** Requirement **
Reproduce the closing part of the entries exactly: the line with "What's the underlying" and all lines after it, ending with the last line, and nothing else.

[Web page and app entries]
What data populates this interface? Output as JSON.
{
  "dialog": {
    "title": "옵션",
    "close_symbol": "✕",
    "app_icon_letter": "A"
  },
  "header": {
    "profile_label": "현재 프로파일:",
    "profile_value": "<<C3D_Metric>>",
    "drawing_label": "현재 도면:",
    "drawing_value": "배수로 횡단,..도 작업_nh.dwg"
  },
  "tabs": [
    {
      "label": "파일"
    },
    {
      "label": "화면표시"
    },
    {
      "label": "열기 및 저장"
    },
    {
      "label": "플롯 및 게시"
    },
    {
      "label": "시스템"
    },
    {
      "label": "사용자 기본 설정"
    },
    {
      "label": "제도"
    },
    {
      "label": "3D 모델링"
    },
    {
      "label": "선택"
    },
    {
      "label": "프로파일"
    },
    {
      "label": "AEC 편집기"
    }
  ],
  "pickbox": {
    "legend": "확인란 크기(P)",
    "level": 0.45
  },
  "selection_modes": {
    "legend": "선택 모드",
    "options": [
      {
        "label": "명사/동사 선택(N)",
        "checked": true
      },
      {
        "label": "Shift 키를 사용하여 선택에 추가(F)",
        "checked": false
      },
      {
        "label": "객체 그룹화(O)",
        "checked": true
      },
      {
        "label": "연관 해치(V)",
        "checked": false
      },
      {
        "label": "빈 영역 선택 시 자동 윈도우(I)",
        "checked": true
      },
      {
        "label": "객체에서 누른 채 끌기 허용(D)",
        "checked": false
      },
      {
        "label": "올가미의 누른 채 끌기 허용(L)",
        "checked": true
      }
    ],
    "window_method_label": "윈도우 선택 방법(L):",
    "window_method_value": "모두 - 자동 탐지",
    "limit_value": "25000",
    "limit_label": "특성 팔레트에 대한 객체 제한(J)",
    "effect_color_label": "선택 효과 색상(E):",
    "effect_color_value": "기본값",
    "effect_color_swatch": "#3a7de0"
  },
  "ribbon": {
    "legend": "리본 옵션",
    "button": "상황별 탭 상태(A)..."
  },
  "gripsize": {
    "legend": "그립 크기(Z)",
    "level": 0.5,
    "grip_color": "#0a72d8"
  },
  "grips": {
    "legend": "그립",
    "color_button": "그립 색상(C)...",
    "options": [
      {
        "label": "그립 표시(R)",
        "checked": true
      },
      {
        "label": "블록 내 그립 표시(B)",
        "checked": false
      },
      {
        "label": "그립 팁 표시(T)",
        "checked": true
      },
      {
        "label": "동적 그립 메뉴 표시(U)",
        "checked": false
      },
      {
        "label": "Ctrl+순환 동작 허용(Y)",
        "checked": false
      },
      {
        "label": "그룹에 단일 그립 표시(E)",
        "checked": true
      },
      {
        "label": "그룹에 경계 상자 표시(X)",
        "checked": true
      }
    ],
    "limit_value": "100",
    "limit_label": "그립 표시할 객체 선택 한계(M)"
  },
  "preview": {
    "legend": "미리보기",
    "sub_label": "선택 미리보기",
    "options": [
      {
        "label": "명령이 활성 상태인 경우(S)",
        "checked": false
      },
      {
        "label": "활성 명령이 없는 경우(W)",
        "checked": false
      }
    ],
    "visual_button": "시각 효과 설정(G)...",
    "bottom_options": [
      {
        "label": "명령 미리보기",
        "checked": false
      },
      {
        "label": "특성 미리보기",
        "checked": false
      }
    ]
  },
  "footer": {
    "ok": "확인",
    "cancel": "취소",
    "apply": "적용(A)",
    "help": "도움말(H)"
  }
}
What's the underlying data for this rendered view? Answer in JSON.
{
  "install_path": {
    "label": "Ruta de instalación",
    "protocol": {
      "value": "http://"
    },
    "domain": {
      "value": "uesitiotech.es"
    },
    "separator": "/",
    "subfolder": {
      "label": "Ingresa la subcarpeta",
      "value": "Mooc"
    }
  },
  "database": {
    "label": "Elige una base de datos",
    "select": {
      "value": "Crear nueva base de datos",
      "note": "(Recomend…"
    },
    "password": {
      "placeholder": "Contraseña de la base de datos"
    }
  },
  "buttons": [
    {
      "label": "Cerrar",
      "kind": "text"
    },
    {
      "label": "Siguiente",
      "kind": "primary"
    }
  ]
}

** Response area **
What's the underlying data for this rendered view? Answer in JSON.
{
  "install_path": {
    "label": "Ruta de instalación",
    "protocol": {
      "value": "http://"
    },
    "domain": {
      "value": "uesitiotech.es"
    },
    "separator": "/",
    "subfolder": {
      "label": "Ingresa la subcarpeta",
      "value": "Mooc"
    }
  },
  "database": {
    "label": "Elige una base de datos",
    "select": {
      "value": "Crear nueva base de datos",
      "note": "(Recomend…"
    },
    "password": {
      "placeholder": "Contraseña de la base de datos"
    }
  },
  "buttons": [
    {
      "label": "Cerrar",
      "kind": "text"
    },
    {
      "label": "Siguiente",
      "kind": "primary"
    }
  ]
}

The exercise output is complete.